Data extract below:

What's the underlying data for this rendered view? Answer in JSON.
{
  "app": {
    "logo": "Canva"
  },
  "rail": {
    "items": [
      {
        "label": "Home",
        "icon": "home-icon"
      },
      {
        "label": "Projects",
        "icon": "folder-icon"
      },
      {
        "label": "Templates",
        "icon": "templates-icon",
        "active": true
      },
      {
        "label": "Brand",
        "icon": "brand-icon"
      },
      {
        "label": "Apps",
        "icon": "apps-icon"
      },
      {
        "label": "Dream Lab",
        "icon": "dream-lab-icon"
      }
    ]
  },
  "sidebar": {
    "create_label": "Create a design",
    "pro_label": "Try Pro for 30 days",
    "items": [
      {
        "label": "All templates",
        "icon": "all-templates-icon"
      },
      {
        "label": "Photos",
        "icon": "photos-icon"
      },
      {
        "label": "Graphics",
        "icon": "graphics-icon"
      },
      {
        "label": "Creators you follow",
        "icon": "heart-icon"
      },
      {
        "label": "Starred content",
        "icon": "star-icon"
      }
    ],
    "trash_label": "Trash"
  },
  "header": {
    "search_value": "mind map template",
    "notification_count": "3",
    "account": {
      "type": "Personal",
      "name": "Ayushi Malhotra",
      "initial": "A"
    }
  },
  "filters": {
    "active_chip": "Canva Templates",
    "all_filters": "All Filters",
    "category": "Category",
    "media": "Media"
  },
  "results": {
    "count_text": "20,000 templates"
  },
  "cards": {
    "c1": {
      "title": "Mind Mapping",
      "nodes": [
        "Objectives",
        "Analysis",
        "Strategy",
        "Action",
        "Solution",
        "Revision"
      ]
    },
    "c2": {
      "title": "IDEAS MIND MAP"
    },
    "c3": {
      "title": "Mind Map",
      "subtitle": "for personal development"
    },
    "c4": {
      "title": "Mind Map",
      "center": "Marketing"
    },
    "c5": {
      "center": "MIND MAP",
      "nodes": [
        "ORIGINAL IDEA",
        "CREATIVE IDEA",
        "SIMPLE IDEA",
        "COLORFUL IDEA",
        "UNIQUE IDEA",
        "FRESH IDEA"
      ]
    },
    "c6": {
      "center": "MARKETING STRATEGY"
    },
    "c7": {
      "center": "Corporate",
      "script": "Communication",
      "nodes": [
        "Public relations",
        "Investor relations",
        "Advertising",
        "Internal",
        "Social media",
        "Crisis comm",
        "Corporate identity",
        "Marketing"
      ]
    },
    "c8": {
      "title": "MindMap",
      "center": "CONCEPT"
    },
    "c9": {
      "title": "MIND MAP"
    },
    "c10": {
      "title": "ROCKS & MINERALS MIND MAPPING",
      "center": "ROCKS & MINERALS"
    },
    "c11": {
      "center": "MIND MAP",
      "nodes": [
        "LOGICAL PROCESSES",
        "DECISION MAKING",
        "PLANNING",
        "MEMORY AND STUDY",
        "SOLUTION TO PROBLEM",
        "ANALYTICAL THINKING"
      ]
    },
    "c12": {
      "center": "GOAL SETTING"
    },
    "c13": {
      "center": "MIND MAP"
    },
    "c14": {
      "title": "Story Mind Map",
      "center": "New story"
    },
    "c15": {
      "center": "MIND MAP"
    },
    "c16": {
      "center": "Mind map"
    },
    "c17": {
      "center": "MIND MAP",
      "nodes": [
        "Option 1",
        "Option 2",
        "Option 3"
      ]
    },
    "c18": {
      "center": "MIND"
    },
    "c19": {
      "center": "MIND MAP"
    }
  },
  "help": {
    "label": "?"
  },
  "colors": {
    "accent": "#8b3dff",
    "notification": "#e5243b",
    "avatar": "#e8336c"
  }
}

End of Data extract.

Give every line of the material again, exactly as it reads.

▸ Output of the task:
What's the underlying data for this rendered view? Answer in JSON.
{
  "app": {
    "logo": "Canva"
  },
  "rail": {
    "items": [
      {
        "label": "Home",
        "icon": "home-icon"
      },
      {
        "label": "Projects",
        "icon": "folder-icon"
      },
      {
        "label": "Templates",
        "icon": "templates-icon",
        "active": true
      },
      {
        "label": "Brand",
        "icon": "brand-icon"
      },
      {
        "label": "Apps",
        "icon": "apps-icon"
      },
      {
        "label": "Dream Lab",
        "icon": "dream-lab-icon"
      }
    ]
  },
  "sidebar": {
    "create_label": "Create a design",
    "pro_label": "Try Pro for 30 days",
    "items": [
      {
        "label": "All templates",
        "icon": "all-templates-icon"
      },
      {
        "label": "Photos",
        "icon": "photos-icon"
      },
      {
        "label": "Graphics",
        "icon": "graphics-icon"
      },
      {
        "label": "Creators you follow",
        "icon": "heart-icon"
      },
      {
        "label": "Starred content",
        "icon": "star-icon"
      }
    ],
    "trash_label": "Trash"
  },
  "header": {
    "search_value": "mind map template",
    "notification_count": "3",
    "account": {
      "type": "Personal",
      "name": "Ayushi Malhotra",
      "initial": "A"
    }
  },
  "filters": {
    "active_chip": "Canva Templates",
    "all_filters": "All Filters",
    "category": "Category",
    "media": "Media"
  },
  "results": {
    "count_text": "20,000 templates"
  },
  "cards": {
    "c1": {
      "title": "Mind Mapping",
      "nodes": [
        "Objectives",
        "Analysis",
        "Strategy",
        "Action",
        "Solution",
        "Revision"
      ]
    },
    "c2": {
      "title": "IDEAS MIND MAP"
    },
    "c3": {
      "title": "Mind Map",
      "subtitle": "for personal development"
    },
    "c4": {
      "title": "Mind Map",
      "center": "Marketing"
    },
    "c5": {
      "center": "MIND MAP",
      "nodes": [
        "ORIGINAL IDEA",
        "CREATIVE IDEA",
        "SIMPLE IDEA",
        "COLORFUL IDEA",
        "UNIQUE IDEA",
        "FRESH IDEA"
      ]
    },
    "c6": {
      "center": "MARKETING STRATEGY"
    },
    "c7": {
      "center": "Corporate",
      "script": "Communication",
      "nodes": [
        "Public relations",
        "Investor relations",
        "Advertising",
        "Internal",
        "Social media",
        "Crisis comm",
        "Corporate identity",
        "Marketing"
      ]
    },
    "c8": {
      "title": "MindMap",
      "center": "CONCEPT"
    },
    "c9": {
      "title": "MIND MAP"
    },
    "c10": {
      "title": "ROCKS & MINERALS MIND MAPPING",
      "center": "ROCKS & MINERALS"
    },
    "c11": {
      "center": "MIND MAP",
      "nodes": [
        "LOGICAL PROCESSES",
        "DECISION MAKING",
        "PLANNING",
        "MEMORY AND STUDY",
        "SOLUTION TO PROBLEM",
        "ANALYTICAL THINKING"
      ]
    },
    "c12": {
      "center": "GOAL SETTING"
    },
    "c13": {
      "center": "MIND MAP"
    },
    "c14": {
      "title": "Story Mind Map",
      "center": "New story"
    },
    "c15": {
      "center": "MIND MAP"
    },
    "c16": {
      "center": "Mind map"
    },
    "c17": {
      "center": "MIND MAP",
      "nodes": [
        "Option 1",
        "Option 2",
        "Option 3"
      ]
    },
    "c18": {
      "center": "MIND"
    },
    "c19": {
      "center": "MIND MAP"
    }
  },
  "help": {
    "label": "?"
  },
  "colors": {
    "accent": "#8b3dff",
    "notification": "#e5243b",
    "avatar": "#e8336c"
  }
}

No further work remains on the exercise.